lawyers’ payday while doing nothing to help ordinary Americans.

Those who live on limited incomes or fail to pay their bills on
time—the supposed beneficiaries of the proposals—will also see
themselves hurt. Many will be denied credit that bureaucrats decide
they “can’t afford.” More will find they only qualify for the “secured
credit cards”—which require a bank deposit against the credit line—that
predominated in the dark days before deregulation helped banks figure
out ways to extend credit to everyone.

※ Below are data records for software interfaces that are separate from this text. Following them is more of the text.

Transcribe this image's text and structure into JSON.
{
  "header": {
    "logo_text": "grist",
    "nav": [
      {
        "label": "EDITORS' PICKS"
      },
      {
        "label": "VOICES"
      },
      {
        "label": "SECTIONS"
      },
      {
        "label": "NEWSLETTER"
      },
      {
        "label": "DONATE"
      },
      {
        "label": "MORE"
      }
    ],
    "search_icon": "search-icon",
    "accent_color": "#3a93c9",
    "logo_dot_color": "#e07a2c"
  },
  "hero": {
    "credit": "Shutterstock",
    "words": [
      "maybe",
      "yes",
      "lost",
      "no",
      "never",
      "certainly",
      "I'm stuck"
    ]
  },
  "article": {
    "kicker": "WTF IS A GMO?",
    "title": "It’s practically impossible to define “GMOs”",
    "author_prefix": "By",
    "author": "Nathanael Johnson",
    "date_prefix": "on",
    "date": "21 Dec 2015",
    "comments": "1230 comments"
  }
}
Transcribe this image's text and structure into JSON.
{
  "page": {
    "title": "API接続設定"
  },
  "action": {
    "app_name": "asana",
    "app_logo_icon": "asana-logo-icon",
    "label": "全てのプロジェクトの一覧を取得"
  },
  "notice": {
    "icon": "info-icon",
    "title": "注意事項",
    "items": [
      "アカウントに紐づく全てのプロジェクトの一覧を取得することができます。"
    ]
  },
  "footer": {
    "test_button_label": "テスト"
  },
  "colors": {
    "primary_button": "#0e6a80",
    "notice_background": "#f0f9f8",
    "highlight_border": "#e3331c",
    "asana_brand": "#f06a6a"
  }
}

In fact, the current credit card regulatory system serves consumers
pretty well. Although hardly anybody reads through the dense fine-print
agreements that come with credit cards, the mandatory easy-to-read
disclosures of interest rates, penalties, and fees already give
consumers a simple repository of information. The widespread
availability of balance transfers—an option on nearly all
non-merchant-branded consumer credit cards—helps consumers “repay
outstanding balances in one fell swoop” and transfer money away from
card issuers whose policies they don’t like.

Of course, the situation isn’t copacetic. Credit card agreements
remain difficult to navigate, and many consumers find card issuers
unfriendly. A drastic simplification of current regulations could
eliminate a lot of the difficult fine print. Decreased regulation of
credit card issuers, likewise, could let them find more creative ways
to serve consumers’ needs. In short, we need less regulation, not more.

See the whole debate at BusinessWeek’s Debate Room